October 18-19, 2008


“Mimicking Korsgaard”

Jon Garthoff (Northwestern University)

Sunday, October 19, 12:00PM (EDT)

Immanuel Kant famously claimed that the good will, and only the good will, is good without qualification.  The most influential recent attempt to connect this claim with the content of Kant’s theory of moral obligation is Christine Korsgaard’s “regress argument”.  The crucial element of this argument is the centerpiece of Korsgaard’s constructivism: her claim that rational willing is the only unconditional value, and hence that all value is conferred by rational willing.

The principal purpose of this essay is to show how to recover elements of Kant’s moral theory within a realist account of value which denies that all value is conferred by rational willing.  A secondary purpose is to demonstrate that Korsgaard’s argument fails because it elides an unappreciated distinction between two kinds of unconditional goods: the value of humanity in general and the value of the good will in particular.

I begin by recovering, within a realist account of value, Korsgaard’s Kantian claim that in action all persons are committed to regarding rational capacities as value-conferring.  Korsgaard supports this claim with a view no realist should accept: that our aims lack value altogether independent of our adoption of them.  I reject this view, and rely instead on a much weaker premise: that values grossly underdetermine what we should do, and hence are not, absent the adoption of aims, sufficiently action-guiding.
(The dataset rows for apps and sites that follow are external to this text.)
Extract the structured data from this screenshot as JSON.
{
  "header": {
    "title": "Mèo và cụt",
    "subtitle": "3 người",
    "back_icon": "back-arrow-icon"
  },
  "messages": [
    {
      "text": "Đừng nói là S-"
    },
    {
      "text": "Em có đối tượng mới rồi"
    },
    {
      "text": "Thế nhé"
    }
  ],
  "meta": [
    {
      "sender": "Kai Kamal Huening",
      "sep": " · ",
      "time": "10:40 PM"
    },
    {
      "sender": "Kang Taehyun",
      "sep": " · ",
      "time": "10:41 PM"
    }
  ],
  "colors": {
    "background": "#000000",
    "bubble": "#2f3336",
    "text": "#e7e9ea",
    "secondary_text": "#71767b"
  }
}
I then proceed by mimicking Korsgaard’s Kantian explanation of the wrongfulness of violating the formula of humanity: when one person fails to respect another, he at once values rational capacities in himself and fails to value them in others, and so is guilty of the exception-making volition that is the mark of wrongful action.  I contend, moreover, that the realist version of this inference is immune to the charge of question-begging often leveled against Korsgaard.